1,000 calls a year for medically-trained interpretation in Windsor hospitals
Each language costs a different amount per minute, based on the time of day
There are about 1,000 calls a year for medically-trained interpretation at Windsor Regional Hospital.
A recent study by Dr. Shail Rawal showed pateints with limited English are more likely to be return to the emergency room or be readmitted to hospital because of a lack of medically-trained interpreters.
In Windsor, that's not the case — they've been providing a interpretation tele-service for about 15 years, 24 hours a day.
"I remember, David [Musyj] was actually a VP and he said to me 'Well it's not like they have interpreters available 24 hours a day,' and we said ... Actually, it is," said Gisele Seguin, the hospital's director of public affairs, communications and philanthropy.
There are two two-handset phones on wheels that can be moved where needed, and there are stationary phones in the emergency department and at the switchboard.

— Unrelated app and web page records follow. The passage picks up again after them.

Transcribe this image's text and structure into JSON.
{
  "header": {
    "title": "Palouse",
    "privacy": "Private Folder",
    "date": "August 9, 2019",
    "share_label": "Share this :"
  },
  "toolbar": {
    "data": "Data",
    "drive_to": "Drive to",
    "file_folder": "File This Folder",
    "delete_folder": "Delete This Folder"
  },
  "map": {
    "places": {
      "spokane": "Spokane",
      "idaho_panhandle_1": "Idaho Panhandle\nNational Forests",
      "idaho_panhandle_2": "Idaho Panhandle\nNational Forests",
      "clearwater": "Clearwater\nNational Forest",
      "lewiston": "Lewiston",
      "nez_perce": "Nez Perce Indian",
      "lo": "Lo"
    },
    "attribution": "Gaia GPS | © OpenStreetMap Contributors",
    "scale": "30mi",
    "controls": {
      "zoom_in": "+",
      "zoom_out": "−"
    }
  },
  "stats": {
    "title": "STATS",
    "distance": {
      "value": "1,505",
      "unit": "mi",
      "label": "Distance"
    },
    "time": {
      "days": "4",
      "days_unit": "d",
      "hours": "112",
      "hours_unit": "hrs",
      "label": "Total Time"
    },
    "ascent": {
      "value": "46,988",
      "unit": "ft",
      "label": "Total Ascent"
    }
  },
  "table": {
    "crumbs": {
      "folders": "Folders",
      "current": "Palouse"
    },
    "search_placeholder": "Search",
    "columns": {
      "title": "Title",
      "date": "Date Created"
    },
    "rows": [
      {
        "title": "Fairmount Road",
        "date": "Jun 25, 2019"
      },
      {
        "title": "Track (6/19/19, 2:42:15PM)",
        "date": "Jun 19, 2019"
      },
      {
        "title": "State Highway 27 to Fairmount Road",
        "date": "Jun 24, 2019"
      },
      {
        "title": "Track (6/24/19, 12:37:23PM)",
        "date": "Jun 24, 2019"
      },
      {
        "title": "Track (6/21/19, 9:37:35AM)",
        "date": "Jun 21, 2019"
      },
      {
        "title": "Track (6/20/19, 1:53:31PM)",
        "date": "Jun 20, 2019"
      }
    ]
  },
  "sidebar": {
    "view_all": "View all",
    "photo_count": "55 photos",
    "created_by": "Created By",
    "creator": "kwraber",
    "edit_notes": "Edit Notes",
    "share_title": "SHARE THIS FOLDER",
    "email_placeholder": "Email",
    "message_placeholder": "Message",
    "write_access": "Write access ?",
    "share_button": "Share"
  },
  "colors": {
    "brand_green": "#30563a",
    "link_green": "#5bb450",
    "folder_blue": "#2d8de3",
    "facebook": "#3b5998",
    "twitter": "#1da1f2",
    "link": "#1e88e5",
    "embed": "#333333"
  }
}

The service — free to patients — runs through Interpretalk, a third-party service.
"We liked the fact that the medical translation is guaranteed," said Seguin about deciding to use a third-party service. "I speak French and I could translate ... but would I want to explain a specific medical procedure? I don't have that terminology."
Seguin said that's usually the case in the hospital — family and friends might be able to translate the basics, but not specific instructions or diagnoses from doctors.
471 calls for Arabic interpretation in 9 months
Interpretalk offers medically-trained translators in 170 different languages. Each language costs a different amount per minute, based on the time of day.
At Windsor Regional, there were 471 calls for Arabic language interpretation in the last nine months. Totalled, those calls ran for about 7,210 minutes and cost about $1 a minute — $7,282.20 in total. Arabic is one of the most frequently requested languages, along with Tagalog and Urdu, primarily spoken in the Phillipines and Pakistan, respectively. There are fewer requests for languages such as Telegu, Cantonese and Spanish.
When the hospital first signed up it was called 'Language Line,' something Toronto-area hospitals were using — as well as the City of Windsor.
"I kind of thought everybody was using it, to be honest," said Seguin. "It's not, by itself, a solution to everything, but it's a great tool."
One of the things the hospital likes most about the service is that there's a guarantee on medically-correct translation.
"I've only ever heard of people grateful for the chance to use it," said Seguin, adding that she hasn't heard a complaint about this kind of service in the last decade. She's even seen it used to help a patient order a meal.
Interpretalk, which operates under the banner of 'Language Services Associates' has about 3,000 active telephone interpreters and answers most calls inside of 20 seconds.
The service costs the hospital about $20,000 a year overall.